Do i belong to Africa ? Not anymore. I still love it. But i can't really claim any rights over here, not anymore. I can't claim to know her like i used to. I can't get angry and walk out after a fight and come back apologetic. It's done. We are here and she is there and so is most of our family and my friends that have known me since i was 13, some of them. 

It's hard to go back and meet a good friend for one night of dinner where we try and condense a whole two years of living and feeling and thinking and then it's time to go home because the kids still need putting to bed, even on holiday ... and no one knows their routines because we don't live down the road. It's hard to meet for breakfast and to pretend that it's normal and we could do this every day because the whole way through we are watching the clock and know that time is running out and we're trying to make the most of it but it can't last forever and soon we'll have to say goodbye again and who knows when the next time will be.
It's hard to drive through the sugar cane fields and feel the wind on your face and it brings back memories of when you were 20 and life felt so different then and you knew where you belonged and what happened to that girl anyway ? It's hard to walk the beach and feel so at home and know that this is just an interlude, you have no claim on this place or this day or this sunlight. It's not yours for the having, no matter how much you love it, not matter how much your body remembers and recognises every last inch. You're just borrowing the smells and the way the light falls and the humid coastal air, for a small time.

Maybe that's why they don't go back to visit, those ex-South Africans who have lived overseas all their lives. Maybe that's how they make peace with their past and move into their future and really start living. Because you have to learn to let go, or you have to go back, but living straddling both worlds will surely kill you. You can't be in two places at the same time, not even if it's your head or your heart. Because then you're not really present in either one and something is always missing and it tears you apart, from the inside.

It's hard. The letting go. It's taken me 17 years and i'm only just starting to understand. And i still don't know how to do it but i'm starting to see why maybe i'm scared to go home again next time. Why maybe it would be easier not to. When i go back it reminds me how much has changed, how little a part of lives there we are nowadays. How it's not our life anymore, not our world. 

And it hurts so much. Each time. It rips that scab right off and i have to start all over again when i get back to this life, this home. The one right here.



Anniina said...

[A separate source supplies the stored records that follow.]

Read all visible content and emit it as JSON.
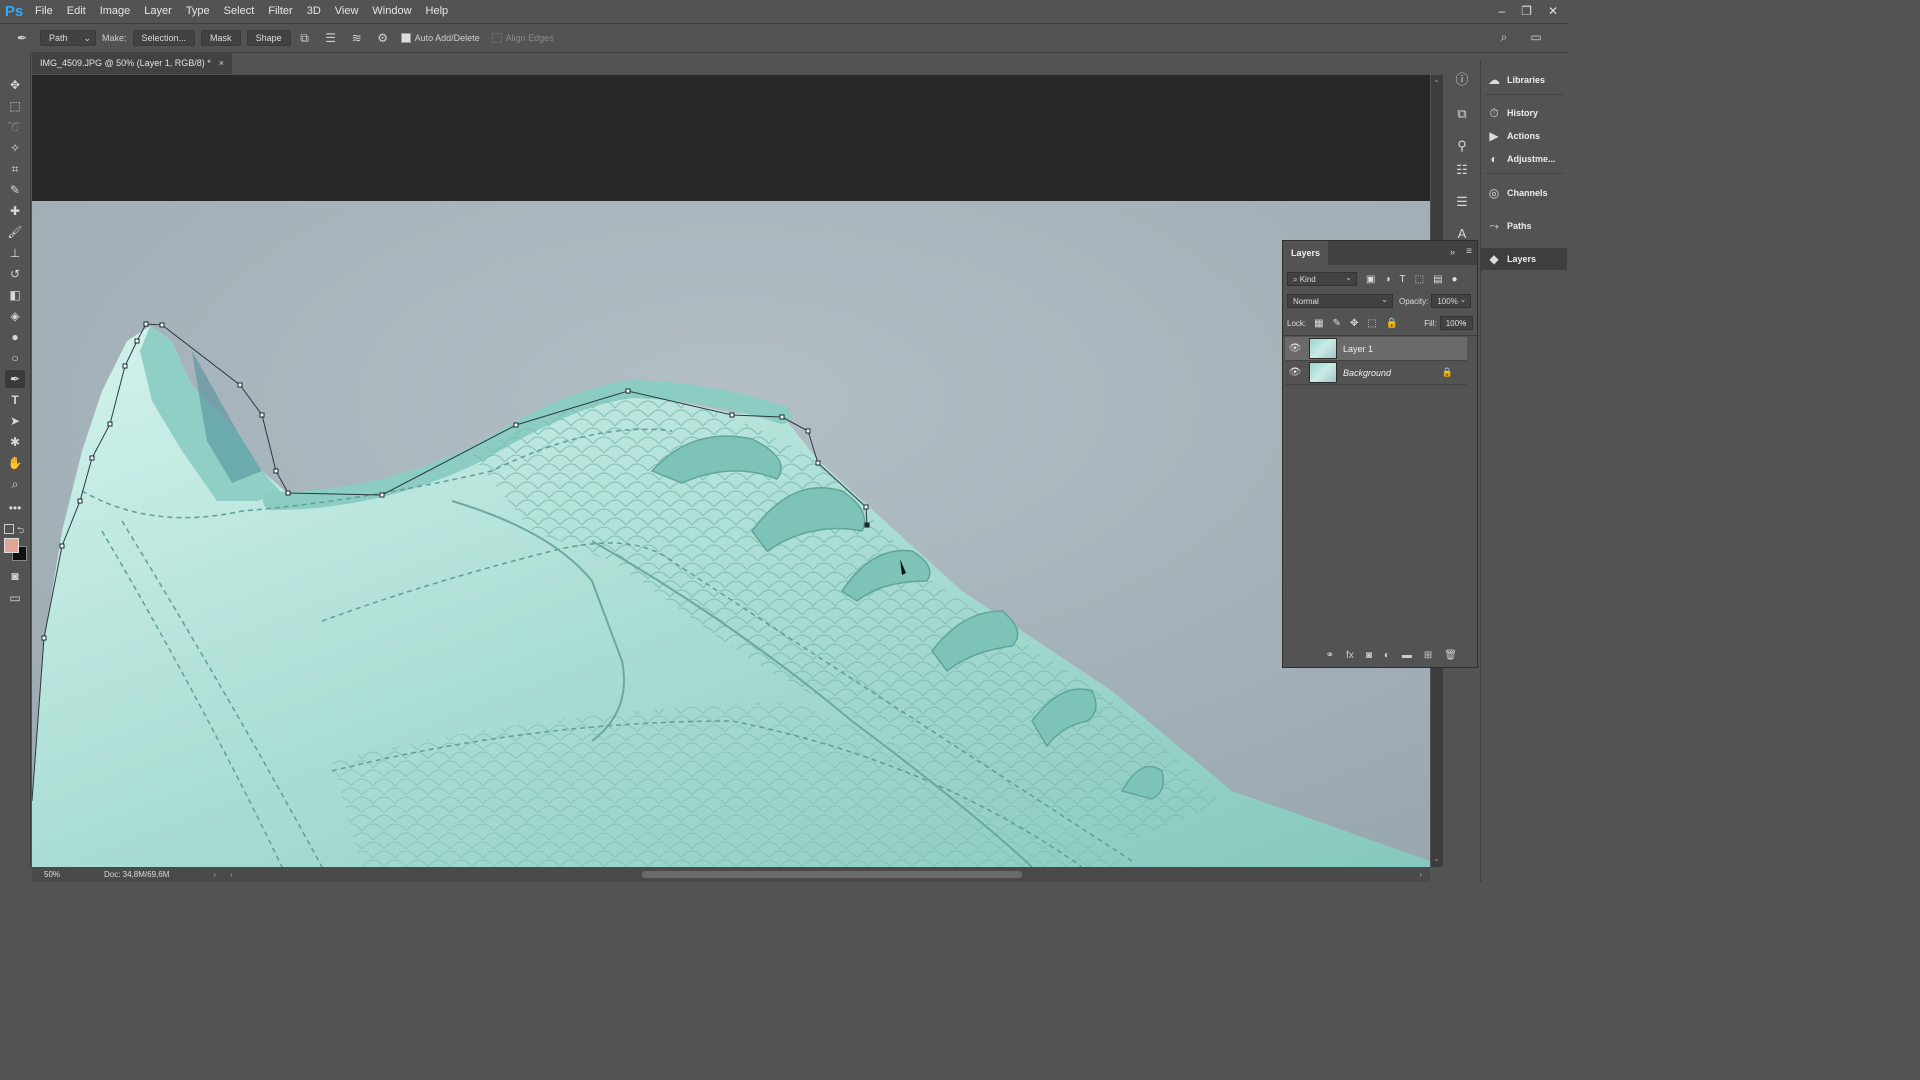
{
  "app": {
    "logo": "Ps"
  },
  "menu": [
    "File",
    "Edit",
    "Image",
    "Layer",
    "Type",
    "Select",
    "Filter",
    "3D",
    "View",
    "Window",
    "Help"
  ],
  "window_controls": {
    "minimize": "–",
    "restore": "❐",
    "close": "✕"
  },
  "options": {
    "tool_mode": "Path",
    "make_label": "Make:",
    "selection_button": "Selection...",
    "mask_button": "Mask",
    "shape_button": "Shape",
    "auto_add_delete": "Auto Add/Delete",
    "align_edges": "Align Edges"
  },
  "document": {
    "tab_title": "IMG_4509.JPG @ 50% (Layer 1, RGB/8) *",
    "close": "×"
  },
  "status": {
    "zoom": "50%",
    "doc_info": "Doc: 34,8M/69,6M"
  },
  "right_panels": [
    "Libraries",
    "History",
    "Actions",
    "Adjustme...",
    "Channels",
    "Paths",
    "Layers"
  ],
  "layers_panel": {
    "title": "Layers",
    "filter_kind": "Kind",
    "blend_mode": "Normal",
    "opacity_label": "Opacity:",
    "opacity_value": "100%",
    "lock_label": "Lock:",
    "fill_label": "Fill:",
    "fill_value": "100%",
    "layers": [
      {
        "name": "Layer 1",
        "visible": true,
        "selected": true
      },
      {
        "name": "Background",
        "visible": true,
        "locked": true
      }
    ]
  },
  "colors": {
    "ui_bg": "#535353",
    "canvas_bg": "#282828",
    "backdrop": "#a9b6bd",
    "shoe_light": "#c5ede5",
    "shoe_mid": "#9fd9cf",
    "shoe_shadow": "#6fb8ad",
    "foreground_swatch": "#e2a494",
    "background_swatch": "#111111",
    "ps_blue": "#31a8ff"
  }
}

Thank you for another great post. Beautifully written, and quite relevant to my own life, too. Thanks and have a great Christmas. Anniina

Silvia Byrne said...

Thank you, so much. I hope you have a wonderful (warm) Christmas too, and Happy New Year ! Here's hoping it's a bright and sparkly one x